> WHAT THIS TASK INVOLVES:
The entries are to be repeated in full, without any change.

> DATASET RECORDS:
-----

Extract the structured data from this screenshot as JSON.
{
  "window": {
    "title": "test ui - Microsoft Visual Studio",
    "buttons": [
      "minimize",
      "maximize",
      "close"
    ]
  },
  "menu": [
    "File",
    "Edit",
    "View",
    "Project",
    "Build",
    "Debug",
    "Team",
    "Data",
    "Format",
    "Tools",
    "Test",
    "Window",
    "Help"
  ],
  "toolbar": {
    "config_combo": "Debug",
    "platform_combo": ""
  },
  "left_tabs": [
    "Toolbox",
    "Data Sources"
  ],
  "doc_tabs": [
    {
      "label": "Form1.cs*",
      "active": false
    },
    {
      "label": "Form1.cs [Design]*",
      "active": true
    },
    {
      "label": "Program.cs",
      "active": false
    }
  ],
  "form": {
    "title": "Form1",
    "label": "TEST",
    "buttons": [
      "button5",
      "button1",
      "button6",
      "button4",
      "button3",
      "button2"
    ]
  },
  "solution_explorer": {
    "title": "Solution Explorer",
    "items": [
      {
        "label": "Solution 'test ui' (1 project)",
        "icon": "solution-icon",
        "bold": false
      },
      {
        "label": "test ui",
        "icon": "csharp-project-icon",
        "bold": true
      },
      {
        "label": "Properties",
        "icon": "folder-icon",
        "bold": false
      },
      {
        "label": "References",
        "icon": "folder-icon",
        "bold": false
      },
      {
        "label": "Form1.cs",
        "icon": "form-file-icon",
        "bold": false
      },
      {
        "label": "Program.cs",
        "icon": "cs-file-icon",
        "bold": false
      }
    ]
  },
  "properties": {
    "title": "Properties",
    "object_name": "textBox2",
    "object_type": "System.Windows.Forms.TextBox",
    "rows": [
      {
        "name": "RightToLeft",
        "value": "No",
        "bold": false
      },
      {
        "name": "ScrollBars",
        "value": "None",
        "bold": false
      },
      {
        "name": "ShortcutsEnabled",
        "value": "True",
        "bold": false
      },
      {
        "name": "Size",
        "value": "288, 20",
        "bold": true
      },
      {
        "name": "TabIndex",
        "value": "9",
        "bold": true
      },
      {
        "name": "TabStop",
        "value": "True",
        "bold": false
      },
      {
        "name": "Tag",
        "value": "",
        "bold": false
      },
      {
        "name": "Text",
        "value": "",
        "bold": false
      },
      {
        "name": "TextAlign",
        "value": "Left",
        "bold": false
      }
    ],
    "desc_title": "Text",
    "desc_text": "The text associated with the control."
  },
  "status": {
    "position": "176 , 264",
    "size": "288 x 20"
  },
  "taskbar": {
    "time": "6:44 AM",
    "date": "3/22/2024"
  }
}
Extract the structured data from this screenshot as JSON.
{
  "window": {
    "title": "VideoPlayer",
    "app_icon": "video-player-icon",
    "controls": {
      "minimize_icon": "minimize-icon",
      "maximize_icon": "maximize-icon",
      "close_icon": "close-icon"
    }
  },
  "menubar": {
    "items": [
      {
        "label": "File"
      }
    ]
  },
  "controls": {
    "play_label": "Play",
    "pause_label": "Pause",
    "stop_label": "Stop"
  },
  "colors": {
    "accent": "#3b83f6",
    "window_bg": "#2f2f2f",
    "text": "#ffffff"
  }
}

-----

> REPLY TO THE EXERCISE:
Extract the structured data from this screenshot as JSON.
{
  "window": {
    "title": "test ui - Microsoft Visual Studio",
    "buttons": [
      "minimize",
      "maximize",
      "close"
    ]
  },
  "menu": [
    "File",
    "Edit",
    "View",
    "Project",
    "Build",
    "Debug",
    "Team",
    "Data",
    "Format",
    "Tools",
    "Test",
    "Window",
    "Help"
  ],
  "toolbar": {
    "config_combo": "Debug",
    "platform_combo": ""
  },
  "left_tabs": [
    "Toolbox",
    "Data Sources"
  ],
  "doc_tabs": [
    {
      "label": "Form1.cs*",
      "active": false
    },
    {
      "label": "Form1.cs [Design]*",
      "active": true
    },
    {
      "label": "Program.cs",
      "active": false
    }
  ],
  "form": {
    "title": "Form1",
    "label": "TEST",
    "buttons": [
      "button5",
      "button1",
      "button6",
      "button4",
      "button3",
      "button2"
    ]
  },
  "solution_explorer": {
    "title": "Solution Explorer",
    "items": [
      {
        "label": "Solution 'test ui' (1 project)",
        "icon": "solution-icon",
        "bold": false
      },
      {
        "label": "test ui",
        "icon": "csharp-project-icon",
        "bold": true
      },
      {
        "label": "Properties",
        "icon": "folder-icon",
        "bold": false
      },
      {
        "label": "References",
        "icon": "folder-icon",
        "bold": false
      },
      {
        "label": "Form1.cs",
        "icon": "form-file-icon",
        "bold": false
      },
      {
        "label": "Program.cs",
        "icon": "cs-file-icon",
        "bold": false
      }
    ]
  },
  "properties": {
    "title": "Properties",
    "object_name": "textBox2",
    "object_type": "System.Windows.Forms.TextBox",
    "rows": [
      {
        "name": "RightToLeft",
        "value": "No",
        "bold": false
      },
      {
        "name": "ScrollBars",
        "value": "None",
        "bold": false
      },
      {
        "name": "ShortcutsEnabled",
        "value": "True",
        "bold": false
      },
      {
        "name": "Size",
        "value": "288, 20",
        "bold": true
      },
      {
        "name": "TabIndex",
        "value": "9",
        "bold": true
      },
      {
        "name": "TabStop",
        "value": "True",
        "bold": false
      },
      {
        "name": "Tag",
        "value": "",
        "bold": false
      },
      {
        "name": "Text",
        "value": "",
        "bold": false
      },
      {
        "name": "TextAlign",
        "value": "Left",
        "bold": false
      }
    ],
    "desc_title": "Text",
    "desc_text": "The text associated with the control."
  },
  "status": {
    "position": "176 , 264",
    "size": "288 x 20"
  },
  "taskbar": {
    "time": "6:44 AM",
    "date": "3/22/2024"
  }
}
Extract the structured data from this screenshot as JSON.
{
  "window": {
    "title": "VideoPlayer",
    "app_icon": "video-player-icon",
    "controls": {
      "minimize_icon": "minimize-icon",
      "maximize_icon": "maximize-icon",
      "close_icon": "close-icon"
    }
  },
  "menubar": {
    "items": [
      {
        "label": "File"
      }
    ]
  },
  "controls": {
    "play_label": "Play",
    "pause_label": "Pause",
    "stop_label": "Stop"
  },
  "colors": {
    "accent": "#3b83f6",
    "window_bg": "#2f2f2f",
    "text": "#ffffff"
  }
}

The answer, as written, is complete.